#### WORK ITEM
All lines in the material containing the word "JSON" need to be copied.

#### PROVIDED ENTRIES
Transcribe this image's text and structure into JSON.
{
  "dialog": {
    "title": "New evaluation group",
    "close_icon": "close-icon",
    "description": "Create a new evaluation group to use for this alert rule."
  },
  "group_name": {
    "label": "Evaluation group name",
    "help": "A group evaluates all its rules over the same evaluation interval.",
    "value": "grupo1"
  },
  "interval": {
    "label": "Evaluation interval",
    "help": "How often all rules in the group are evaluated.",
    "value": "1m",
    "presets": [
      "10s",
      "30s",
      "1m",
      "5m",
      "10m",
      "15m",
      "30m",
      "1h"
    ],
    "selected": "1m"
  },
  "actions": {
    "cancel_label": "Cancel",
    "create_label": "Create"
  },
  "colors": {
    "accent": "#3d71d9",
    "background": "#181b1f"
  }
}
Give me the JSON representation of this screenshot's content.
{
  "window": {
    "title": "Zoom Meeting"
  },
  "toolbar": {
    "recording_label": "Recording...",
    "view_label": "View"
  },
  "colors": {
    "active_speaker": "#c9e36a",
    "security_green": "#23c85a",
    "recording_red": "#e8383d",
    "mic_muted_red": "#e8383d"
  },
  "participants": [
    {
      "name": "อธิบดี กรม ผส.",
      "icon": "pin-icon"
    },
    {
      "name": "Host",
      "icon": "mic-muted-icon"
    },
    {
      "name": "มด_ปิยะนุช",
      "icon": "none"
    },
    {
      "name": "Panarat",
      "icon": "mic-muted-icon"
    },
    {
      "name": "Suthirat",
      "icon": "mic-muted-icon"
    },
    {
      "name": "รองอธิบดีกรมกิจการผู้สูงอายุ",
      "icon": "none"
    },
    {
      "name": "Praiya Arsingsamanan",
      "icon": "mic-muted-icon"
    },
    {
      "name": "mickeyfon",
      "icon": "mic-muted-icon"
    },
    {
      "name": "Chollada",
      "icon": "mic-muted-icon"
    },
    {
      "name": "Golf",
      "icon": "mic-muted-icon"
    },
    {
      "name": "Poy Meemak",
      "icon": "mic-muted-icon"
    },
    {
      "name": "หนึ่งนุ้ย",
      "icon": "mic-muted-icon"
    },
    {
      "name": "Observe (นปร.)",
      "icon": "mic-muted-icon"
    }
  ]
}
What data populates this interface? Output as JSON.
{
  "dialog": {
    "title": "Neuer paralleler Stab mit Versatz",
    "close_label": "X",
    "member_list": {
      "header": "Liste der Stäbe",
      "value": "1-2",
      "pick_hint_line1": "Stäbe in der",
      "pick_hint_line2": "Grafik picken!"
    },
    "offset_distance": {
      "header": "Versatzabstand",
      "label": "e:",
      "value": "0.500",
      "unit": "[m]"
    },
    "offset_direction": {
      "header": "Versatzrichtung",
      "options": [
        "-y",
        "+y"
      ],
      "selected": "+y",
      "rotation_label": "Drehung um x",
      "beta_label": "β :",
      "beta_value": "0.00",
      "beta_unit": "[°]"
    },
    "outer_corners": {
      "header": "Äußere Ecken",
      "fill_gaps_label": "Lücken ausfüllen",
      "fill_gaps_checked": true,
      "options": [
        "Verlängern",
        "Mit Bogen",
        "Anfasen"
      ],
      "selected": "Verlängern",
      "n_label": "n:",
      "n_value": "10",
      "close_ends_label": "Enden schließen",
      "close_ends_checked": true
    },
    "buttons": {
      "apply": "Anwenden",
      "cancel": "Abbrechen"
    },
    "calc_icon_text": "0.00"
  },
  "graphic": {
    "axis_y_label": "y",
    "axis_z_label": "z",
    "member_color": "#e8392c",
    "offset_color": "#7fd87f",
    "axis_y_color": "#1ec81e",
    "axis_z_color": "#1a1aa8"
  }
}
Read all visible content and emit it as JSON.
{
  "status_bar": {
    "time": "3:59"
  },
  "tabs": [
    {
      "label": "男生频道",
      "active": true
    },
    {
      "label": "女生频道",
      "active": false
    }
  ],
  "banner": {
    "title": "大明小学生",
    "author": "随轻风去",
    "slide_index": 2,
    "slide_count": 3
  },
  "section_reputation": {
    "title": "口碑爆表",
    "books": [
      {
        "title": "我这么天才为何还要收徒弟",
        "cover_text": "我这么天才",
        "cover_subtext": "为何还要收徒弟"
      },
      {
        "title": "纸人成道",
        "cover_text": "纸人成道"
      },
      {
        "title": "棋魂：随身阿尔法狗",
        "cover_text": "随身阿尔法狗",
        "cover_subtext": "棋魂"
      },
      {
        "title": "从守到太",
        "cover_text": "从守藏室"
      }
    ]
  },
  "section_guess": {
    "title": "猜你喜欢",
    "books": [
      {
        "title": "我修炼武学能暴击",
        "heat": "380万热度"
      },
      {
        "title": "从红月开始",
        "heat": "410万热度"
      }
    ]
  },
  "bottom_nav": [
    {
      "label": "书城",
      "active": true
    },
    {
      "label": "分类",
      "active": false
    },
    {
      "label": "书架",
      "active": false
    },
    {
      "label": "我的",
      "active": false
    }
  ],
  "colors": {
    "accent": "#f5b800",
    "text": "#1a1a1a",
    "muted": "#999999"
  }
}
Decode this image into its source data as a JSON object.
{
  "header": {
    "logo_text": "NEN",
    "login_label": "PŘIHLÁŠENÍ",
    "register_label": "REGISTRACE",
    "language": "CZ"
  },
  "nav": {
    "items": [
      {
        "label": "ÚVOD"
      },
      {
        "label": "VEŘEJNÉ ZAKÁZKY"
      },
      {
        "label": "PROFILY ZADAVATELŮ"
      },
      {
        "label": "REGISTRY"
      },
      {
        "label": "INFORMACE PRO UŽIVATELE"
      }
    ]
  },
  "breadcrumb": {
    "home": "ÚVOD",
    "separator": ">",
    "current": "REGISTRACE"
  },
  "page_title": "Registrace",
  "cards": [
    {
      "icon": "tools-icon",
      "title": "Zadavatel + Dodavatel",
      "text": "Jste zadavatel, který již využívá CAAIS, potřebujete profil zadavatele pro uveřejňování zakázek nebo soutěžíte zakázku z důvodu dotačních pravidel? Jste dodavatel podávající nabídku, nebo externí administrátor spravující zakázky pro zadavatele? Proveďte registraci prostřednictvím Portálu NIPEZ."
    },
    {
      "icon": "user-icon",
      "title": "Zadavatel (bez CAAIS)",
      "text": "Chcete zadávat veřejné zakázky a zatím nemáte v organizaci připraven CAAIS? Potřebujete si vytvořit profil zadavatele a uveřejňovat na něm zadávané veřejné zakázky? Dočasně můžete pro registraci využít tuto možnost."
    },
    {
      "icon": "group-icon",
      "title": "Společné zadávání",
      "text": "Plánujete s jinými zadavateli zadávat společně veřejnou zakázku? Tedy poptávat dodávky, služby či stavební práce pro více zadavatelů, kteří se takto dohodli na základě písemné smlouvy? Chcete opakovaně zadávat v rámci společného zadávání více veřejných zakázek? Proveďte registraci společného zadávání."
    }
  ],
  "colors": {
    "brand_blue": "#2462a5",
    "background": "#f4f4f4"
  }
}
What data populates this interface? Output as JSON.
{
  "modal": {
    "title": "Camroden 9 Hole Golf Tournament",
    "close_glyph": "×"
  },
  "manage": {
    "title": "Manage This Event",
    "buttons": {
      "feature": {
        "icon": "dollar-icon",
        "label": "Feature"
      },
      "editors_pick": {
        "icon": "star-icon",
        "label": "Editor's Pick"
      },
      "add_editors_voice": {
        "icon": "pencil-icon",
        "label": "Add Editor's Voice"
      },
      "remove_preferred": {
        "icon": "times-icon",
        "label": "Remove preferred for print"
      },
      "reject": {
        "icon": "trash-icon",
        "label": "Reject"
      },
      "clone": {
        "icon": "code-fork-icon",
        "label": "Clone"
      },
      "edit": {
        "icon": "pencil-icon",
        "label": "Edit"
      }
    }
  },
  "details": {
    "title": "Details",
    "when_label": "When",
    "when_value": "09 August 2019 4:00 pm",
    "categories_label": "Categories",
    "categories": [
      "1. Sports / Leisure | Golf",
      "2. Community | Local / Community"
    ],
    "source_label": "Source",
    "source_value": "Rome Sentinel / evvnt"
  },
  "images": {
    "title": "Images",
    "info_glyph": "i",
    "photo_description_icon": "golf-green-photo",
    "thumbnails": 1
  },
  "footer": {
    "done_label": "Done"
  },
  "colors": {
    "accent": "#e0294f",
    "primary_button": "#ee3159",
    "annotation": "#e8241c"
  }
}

#### WORKED SOLUTION
Transcribe this image's text and structure into JSON.
Give me the JSON representation of this screenshot's content.
What data populates this interface? Output as JSON.
Read all visible content and emit it as JSON.
Decode this image into its source data as a JSON object.
What data populates this interface? Output as JSON.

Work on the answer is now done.